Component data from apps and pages
== Segment start ==

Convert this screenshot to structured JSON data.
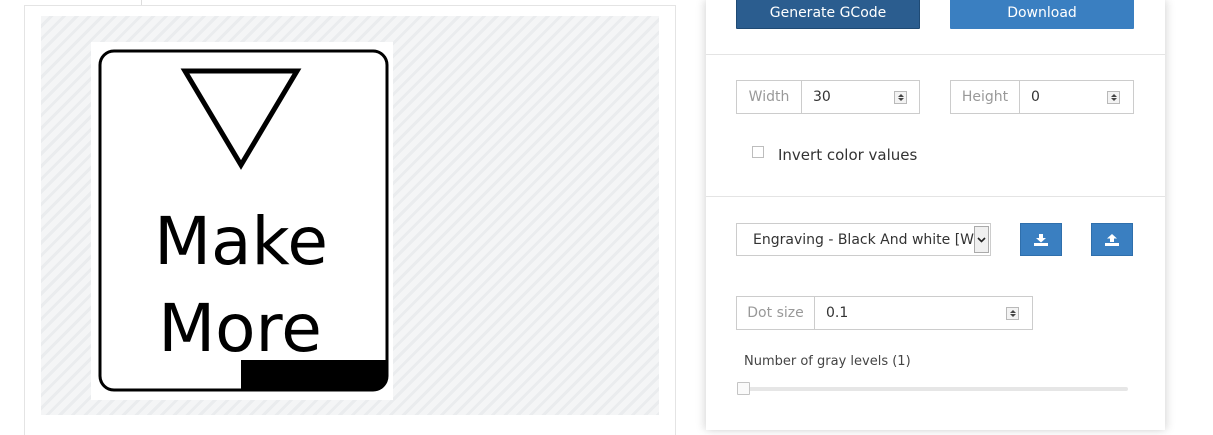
{
  "toolbar": {
    "generate_label": "Generate GCode",
    "download_label": "Download"
  },
  "preview": {
    "sign_line1": "Make",
    "sign_line2": "More"
  },
  "size": {
    "width_label": "Width",
    "width_value": "30",
    "height_label": "Height",
    "height_value": "0"
  },
  "options": {
    "invert_label": "Invert color values",
    "invert_checked": false
  },
  "preset": {
    "selected": "Engraving - Black And white [Wo",
    "download_icon": "download-icon",
    "upload_icon": "upload-icon"
  },
  "engraving": {
    "dot_size_label": "Dot size",
    "dot_size_value": "0.1",
    "gray_levels_label": "Number of gray levels (1)",
    "gray_levels_value": 1
  },
  "colors": {
    "primary_dark": "#2b5d8f",
    "primary": "#3a7fc1"
  }
}
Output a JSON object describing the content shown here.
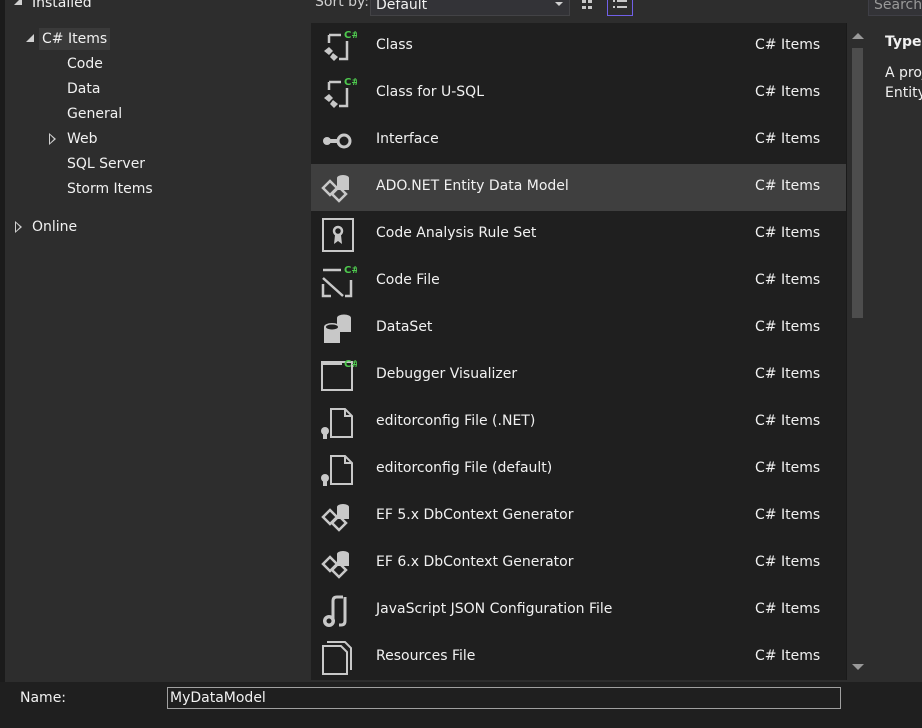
{
  "tree": {
    "installed_label": "Installed",
    "csharp_items_label": "C# Items",
    "children": [
      "Code",
      "Data",
      "General",
      "Web",
      "SQL Server",
      "Storm Items"
    ],
    "online_label": "Online"
  },
  "toolbar": {
    "sort_label": "Sort by:",
    "sort_value": "Default",
    "search_placeholder": "Search"
  },
  "items": [
    {
      "name": "Class",
      "type": "C# Items",
      "icon": "class-icon"
    },
    {
      "name": "Class for U-SQL",
      "type": "C# Items",
      "icon": "class-icon"
    },
    {
      "name": "Interface",
      "type": "C# Items",
      "icon": "interface-icon"
    },
    {
      "name": "ADO.NET Entity Data Model",
      "type": "C# Items",
      "icon": "entity-model-icon",
      "selected": true
    },
    {
      "name": "Code Analysis Rule Set",
      "type": "C# Items",
      "icon": "rule-set-icon"
    },
    {
      "name": "Code File",
      "type": "C# Items",
      "icon": "code-file-icon"
    },
    {
      "name": "DataSet",
      "type": "C# Items",
      "icon": "dataset-icon"
    },
    {
      "name": "Debugger Visualizer",
      "type": "C# Items",
      "icon": "debugger-visualizer-icon"
    },
    {
      "name": "editorconfig File (.NET)",
      "type": "C# Items",
      "icon": "editorconfig-icon"
    },
    {
      "name": "editorconfig File (default)",
      "type": "C# Items",
      "icon": "editorconfig-icon"
    },
    {
      "name": "EF 5.x DbContext Generator",
      "type": "C# Items",
      "icon": "entity-model-icon"
    },
    {
      "name": "EF 6.x DbContext Generator",
      "type": "C# Items",
      "icon": "entity-model-icon"
    },
    {
      "name": "JavaScript JSON Configuration File",
      "type": "C# Items",
      "icon": "json-config-icon"
    },
    {
      "name": "Resources File",
      "type": "C# Items",
      "icon": "resources-file-icon"
    }
  ],
  "details": {
    "type_label": "Type:",
    "description": "A proj Entity"
  },
  "name_field": {
    "label": "Name:",
    "value": "MyDataModel"
  },
  "colors": {
    "csharp_badge": "#4ec94e",
    "active_view_border": "#7160e8",
    "selection_bg": "#3f3f3f"
  }
}
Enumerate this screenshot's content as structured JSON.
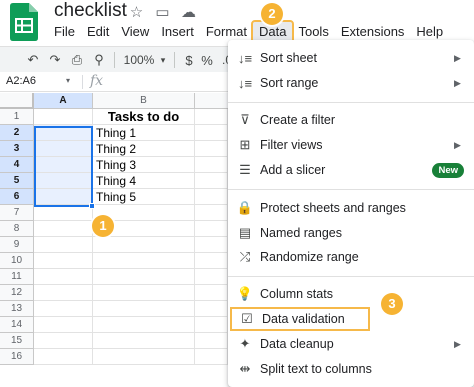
{
  "doc": {
    "title": "checklist"
  },
  "title_icons": [
    {
      "name": "star-icon",
      "glyph": "☆"
    },
    {
      "name": "move-folder-icon",
      "glyph": "▭"
    },
    {
      "name": "cloud-status-icon",
      "glyph": "☁"
    }
  ],
  "menus": [
    "File",
    "Edit",
    "View",
    "Insert",
    "Format",
    "Data",
    "Tools",
    "Extensions",
    "Help"
  ],
  "active_menu": "Data",
  "toolbar": {
    "undo": "↶",
    "redo": "↷",
    "print": "⎙",
    "paint_format": "⚲",
    "zoom": "100%",
    "zoom_arrow": "▾",
    "currency": "$",
    "percent": "%",
    "decimal_decrease": ".0"
  },
  "formula_bar": {
    "name_box": "A2:A6",
    "name_box_arrow": "▾",
    "fx": "fx"
  },
  "grid": {
    "columns": [
      "A",
      "B"
    ],
    "rows": [
      "1",
      "2",
      "3",
      "4",
      "5",
      "6",
      "7",
      "8",
      "9",
      "10",
      "11",
      "12",
      "13",
      "14",
      "15",
      "16"
    ],
    "cells": {
      "B1": "Tasks to do",
      "B2": "Thing 1",
      "B3": "Thing 2",
      "B4": "Thing 3",
      "B5": "Thing 4",
      "B6": "Thing 5"
    },
    "selection": "A2:A6"
  },
  "callouts": [
    "1",
    "2",
    "3"
  ],
  "data_menu": {
    "items": [
      {
        "label": "Sort sheet",
        "icon": "sort-sheet-icon",
        "glyph": "↓≡",
        "arrow": "▶"
      },
      {
        "label": "Sort range",
        "icon": "sort-range-icon",
        "glyph": "↓≡",
        "arrow": "▶"
      },
      {
        "label": "Create a filter",
        "icon": "filter-icon",
        "glyph": "⊽"
      },
      {
        "label": "Filter views",
        "icon": "filter-views-icon",
        "glyph": "⊞",
        "arrow": "▶"
      },
      {
        "label": "Add a slicer",
        "icon": "slicer-icon",
        "glyph": "☰",
        "badge": "New"
      },
      {
        "label": "Protect sheets and ranges",
        "icon": "lock-icon",
        "glyph": "🔒"
      },
      {
        "label": "Named ranges",
        "icon": "named-ranges-icon",
        "glyph": "▤"
      },
      {
        "label": "Randomize range",
        "icon": "shuffle-icon",
        "glyph": "⤮"
      },
      {
        "label": "Column stats",
        "icon": "lightbulb-icon",
        "glyph": "💡"
      },
      {
        "label": "Data validation",
        "icon": "data-validation-icon",
        "glyph": "☑"
      },
      {
        "label": "Data cleanup",
        "icon": "magic-wand-icon",
        "glyph": "✦",
        "arrow": "▶"
      },
      {
        "label": "Split text to columns",
        "icon": "split-columns-icon",
        "glyph": "⇹"
      }
    ]
  },
  "colors": {
    "accent": "#1a73e8",
    "callout": "#f6b333",
    "new_badge": "#188038",
    "sheets_green": "#0f9d58"
  }
}
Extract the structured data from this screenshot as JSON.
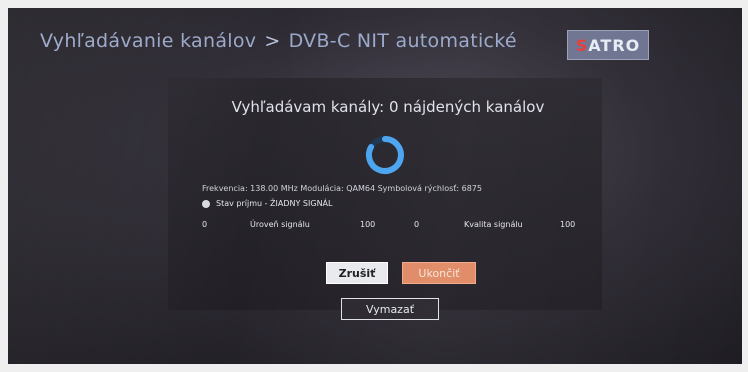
{
  "header": {
    "title": "Vyhľadávanie kanálov",
    "separator": ">",
    "subtitle": "DVB-C NIT automatické",
    "logo_text": "SATRO"
  },
  "scan": {
    "heading": "Vyhľadávam kanály: 0 nájdených kanálov",
    "info_line": "Frekvencia: 138.00 MHz Modulácia: QAM64 Symbolová rýchlosť: 6875",
    "status": "Stav príjmu - ŽIADNY SIGNÁL",
    "level_left_value": "0",
    "level_label": "Úroveň signálu",
    "level_right_value": "100",
    "quality_left_value": "0",
    "quality_label": "Kvalita signálu",
    "quality_right_value": "100"
  },
  "buttons": {
    "cancel": "Zrušiť",
    "finish": "Ukončiť",
    "delete": "Vymazať"
  },
  "colors": {
    "accent_spinner": "#4aa3f0",
    "finish_button": "#e08a66",
    "logo_background": "#6e7490"
  }
}
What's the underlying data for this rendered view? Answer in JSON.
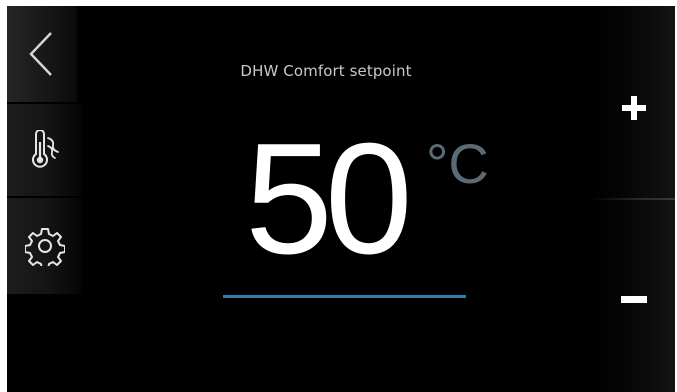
{
  "header": {
    "title": "DHW Comfort setpoint"
  },
  "setpoint": {
    "value": "50",
    "unit": "°C"
  },
  "sidebar": {
    "items": [
      {
        "icon": "back-chevron-icon"
      },
      {
        "icon": "thermometer-hot-water-icon"
      },
      {
        "icon": "gear-icon"
      }
    ]
  },
  "controls": {
    "increase_icon": "plus-icon",
    "decrease_icon": "minus-icon"
  },
  "colors": {
    "background": "#000000",
    "value": "#ffffff",
    "unit": "#5a6b76",
    "accent_underline": "#2f7fad",
    "title": "#c9c9c9"
  }
}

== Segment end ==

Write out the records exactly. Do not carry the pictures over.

### [Written reply]
Convert this screenshot to structured JSON data.
{
  "toolbar": {
    "generate_label": "Generate GCode",
    "download_label": "Download"
  },
  "preview": {
    "sign_line1": "Make",
    "sign_line2": "More"
  },
  "size": {
    "width_label": "Width",
    "width_value": "30",
    "height_label": "Height",
    "height_value": "0"
  },
  "options": {
    "invert_label": "Invert color values",
    "invert_checked": false
  },
  "preset": {
    "selected": "Engraving - Black And white [Wo",
    "download_icon": "download-icon",
    "upload_icon": "upload-icon"
  },
  "engraving": {
    "dot_size_label": "Dot size",
    "dot_size_value": "0.1",
    "gray_levels_label": "Number of gray levels (1)",
    "gray_levels_value": 1
  },
  "colors": {
    "primary_dark": "#2b5d8f",
    "primary": "#3a7fc1"
  }
}
Output a JSON object describing the content shown here.
{
  "tree": {
    "installed_label": "Installed",
    "csharp_items_label": "C# Items",
    "children": [
      "Code",
      "Data",
      "General",
      "Web",
      "SQL Server",
      "Storm Items"
    ],
    "online_label": "Online"
  },
  "toolbar": {
    "sort_label": "Sort by:",
    "sort_value": "Default",
    "search_placeholder": "Search"
  },
  "items": [
    {
      "name": "Class",
      "type": "C# Items",
      "icon": "class-icon"
    },
    {
      "name": "Class for U-SQL",
      "type": "C# Items",
      "icon": "class-icon"
    },
    {
      "name": "Interface",
      "type": "C# Items",
      "icon": "interface-icon"
    },
    {
      "name": "ADO.NET Entity Data Model",
      "type": "C# Items",
      "icon": "entity-model-icon",
      "selected": true
    },
    {
      "name": "Code Analysis Rule Set",
      "type": "C# Items",
      "icon": "rule-set-icon"
    },
    {
      "name": "Code File",
      "type": "C# Items",
      "icon": "code-file-icon"
    },
    {
      "name": "DataSet",
      "type": "C# Items",
      "icon": "dataset-icon"
    },
    {
      "name": "Debugger Visualizer",
      "type": "C# Items",
      "icon": "debugger-visualizer-icon"
    },
    {
      "name": "editorconfig File (.NET)",
      "type": "C# Items",
      "icon": "editorconfig-icon"
    },
    {
      "name": "editorconfig File (default)",
      "type": "C# Items",
      "icon": "editorconfig-icon"
    },
    {
      "name": "EF 5.x DbContext Generator",
      "type": "C# Items",
      "icon": "entity-model-icon"
    },
    {
      "name": "EF 6.x DbContext Generator",
      "type": "C# Items",
      "icon": "entity-model-icon"
    },
    {
      "name": "JavaScript JSON Configuration File",
      "type": "C# Items",
      "icon": "json-config-icon"
    },
    {
      "name": "Resources File",
      "type": "C# Items",
      "icon": "resources-file-icon"
    }
  ],
  "details": {
    "type_label": "Type:",
    "description": "A proj Entity"
  },
  "name_field": {
    "label": "Name:",
    "value": "MyDataModel"
  },
  "colors": {
    "csharp_badge": "#4ec94e",
    "active_view_border": "#7160e8",
    "selection_bg": "#3f3f3f"
  }
}
Enumerate this screenshot's content as structured JSON.
{
  "doc": {
    "title": "checklist"
  },
  "title_icons": [
    {
      "name": "star-icon",
      "glyph": "☆"
    },
    {
      "name": "move-folder-icon",
      "glyph": "▭"
    },
    {
      "name": "cloud-status-icon",
      "glyph": "☁"
    }
  ],
  "menus": [
    "File",
    "Edit",
    "View",
    "Insert",
    "Format",
    "Data",
    "Tools",
    "Extensions",
    "Help"
  ],
  "active_menu": "Data",
  "toolbar": {
    "undo": "↶",
    "redo": "↷",
    "print": "⎙",
    "paint_format": "⚲",
    "zoom": "100%",
    "zoom_arrow": "▾",
    "currency": "$",
    "percent": "%",
    "decimal_decrease": ".0"
  },
  "formula_bar": {
    "name_box": "A2:A6",
    "name_box_arrow": "▾",
    "fx": "fx"
  },
  "grid": {
    "columns": [
      "A",
      "B"
    ],
    "rows": [
      "1",
      "2",
      "3",
      "4",
      "5",
      "6",
      "7",
      "8",
      "9",
      "10",
      "11",
      "12",
      "13",
      "14",
      "15",
      "16"
    ],
    "cells": {
      "B1": "Tasks to do",
      "B2": "Thing 1",
      "B3": "Thing 2",
      "B4": "Thing 3",
      "B5": "Thing 4",
      "B6": "Thing 5"
    },
    "selection": "A2:A6"
  },
  "callouts": [
    "1",
    "2",
    "3"
  ],
  "data_menu": {
    "items": [
      {
        "label": "Sort sheet",
        "icon": "sort-sheet-icon",
        "glyph": "↓≡",
        "arrow": "▶"
      },
      {
        "label": "Sort range",
        "icon": "sort-range-icon",
        "glyph": "↓≡",
        "arrow": "▶"
      },
      {
        "label": "Create a filter",
        "icon": "filter-icon",
        "glyph": "⊽"
      },
      {
        "label": "Filter views",
        "icon": "filter-views-icon",
        "glyph": "⊞",
        "arrow": "▶"
      },
      {
        "label": "Add a slicer",
        "icon": "slicer-icon",
        "glyph": "☰",
        "badge": "New"
      },
      {
        "label": "Protect sheets and ranges",
        "icon": "lock-icon",
        "glyph": "🔒"
      },
      {
        "label": "Named ranges",
        "icon": "named-ranges-icon",
        "glyph": "▤"
      },
      {
        "label": "Randomize range",
        "icon": "shuffle-icon",
        "glyph": "⤮"
      },
      {
        "label": "Column stats",
        "icon": "lightbulb-icon",
        "glyph": "💡"
      },
      {
        "label": "Data validation",
        "icon": "data-validation-icon",
        "glyph": "☑"
      },
      {
        "label": "Data cleanup",
        "icon": "magic-wand-icon",
        "glyph": "✦",
        "arrow": "▶"
      },
      {
        "label": "Split text to columns",
        "icon": "split-columns-icon",
        "glyph": "⇹"
      }
    ]
  },
  "colors": {
    "accent": "#1a73e8",
    "callout": "#f6b333",
    "new_badge": "#188038",
    "sheets_green": "#0f9d58"
  }
}
Extract the structured data from this screenshot as JSON.
{
  "header": {
    "title": "Vyhľadávanie kanálov",
    "separator": ">",
    "subtitle": "DVB-C NIT automatické",
    "logo_text": "SATRO"
  },
  "scan": {
    "heading": "Vyhľadávam kanály: 0 nájdených kanálov",
    "info_line": "Frekvencia: 138.00 MHz Modulácia: QAM64 Symbolová rýchlosť: 6875",
    "status": "Stav príjmu - ŽIADNY SIGNÁL",
    "level_left_value": "0",
    "level_label": "Úroveň signálu",
    "level_right_value": "100",
    "quality_left_value": "0",
    "quality_label": "Kvalita signálu",
    "quality_right_value": "100"
  },
  "buttons": {
    "cancel": "Zrušiť",
    "finish": "Ukončiť",
    "delete": "Vymazať"
  },
  "colors": {
    "accent_spinner": "#4aa3f0",
    "finish_button": "#e08a66",
    "logo_background": "#6e7490"
  }
}
What's the underlying data for this rendered view? Answer in JSON.
{
  "header": {
    "title": "DHW Comfort setpoint"
  },
  "setpoint": {
    "value": "50",
    "unit": "°C"
  },
  "sidebar": {
    "items": [
      {
        "icon": "back-chevron-icon"
      },
      {
        "icon": "thermometer-hot-water-icon"
      },
      {
        "icon": "gear-icon"
      }
    ]
  },
  "controls": {
    "increase_icon": "plus-icon",
    "decrease_icon": "minus-icon"
  },
  "colors": {
    "background": "#000000",
    "value": "#ffffff",
    "unit": "#5a6b76",
    "accent_underline": "#2f7fad",
    "title": "#c9c9c9"
  }
}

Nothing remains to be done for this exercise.